(Interface dataset entries)
........

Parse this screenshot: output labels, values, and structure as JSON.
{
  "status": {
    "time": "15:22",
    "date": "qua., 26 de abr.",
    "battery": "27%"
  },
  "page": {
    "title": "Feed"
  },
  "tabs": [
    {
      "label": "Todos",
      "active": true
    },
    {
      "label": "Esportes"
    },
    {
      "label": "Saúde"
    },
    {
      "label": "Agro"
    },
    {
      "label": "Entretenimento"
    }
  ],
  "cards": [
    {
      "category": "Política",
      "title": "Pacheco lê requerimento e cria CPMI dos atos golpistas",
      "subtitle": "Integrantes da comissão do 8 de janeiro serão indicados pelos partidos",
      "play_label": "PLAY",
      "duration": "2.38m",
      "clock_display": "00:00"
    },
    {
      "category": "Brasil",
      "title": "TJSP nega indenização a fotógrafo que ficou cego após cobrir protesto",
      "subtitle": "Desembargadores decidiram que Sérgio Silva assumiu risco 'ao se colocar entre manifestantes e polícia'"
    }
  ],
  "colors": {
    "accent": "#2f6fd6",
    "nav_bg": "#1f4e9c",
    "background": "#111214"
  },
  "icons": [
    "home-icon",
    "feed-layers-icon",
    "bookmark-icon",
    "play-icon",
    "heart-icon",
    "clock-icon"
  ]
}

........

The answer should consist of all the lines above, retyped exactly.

Output below:
Parse this screenshot: output labels, values, and structure as JSON.
{
  "status": {
    "time": "15:22",
    "date": "qua., 26 de abr.",
    "battery": "27%"
  },
  "page": {
    "title": "Feed"
  },
  "tabs": [
    {
      "label": "Todos",
      "active": true
    },
    {
      "label": "Esportes"
    },
    {
      "label": "Saúde"
    },
    {
      "label": "Agro"
    },
    {
      "label": "Entretenimento"
    }
  ],
  "cards": [
    {
      "category": "Política",
      "title": "Pacheco lê requerimento e cria CPMI dos atos golpistas",
      "subtitle": "Integrantes da comissão do 8 de janeiro serão indicados pelos partidos",
      "play_label": "PLAY",
      "duration": "2.38m",
      "clock_display": "00:00"
    },
    {
      "category": "Brasil",
      "title": "TJSP nega indenização a fotógrafo que ficou cego após cobrir protesto",
      "subtitle": "Desembargadores decidiram que Sérgio Silva assumiu risco 'ao se colocar entre manifestantes e polícia'"
    }
  ],
  "colors": {
    "accent": "#2f6fd6",
    "nav_bg": "#1f4e9c",
    "background": "#111214"
  },
  "icons": [
    "home-icon",
    "feed-layers-icon",
    "bookmark-icon",
    "play-icon",
    "heart-icon",
    "clock-icon"
  ]
}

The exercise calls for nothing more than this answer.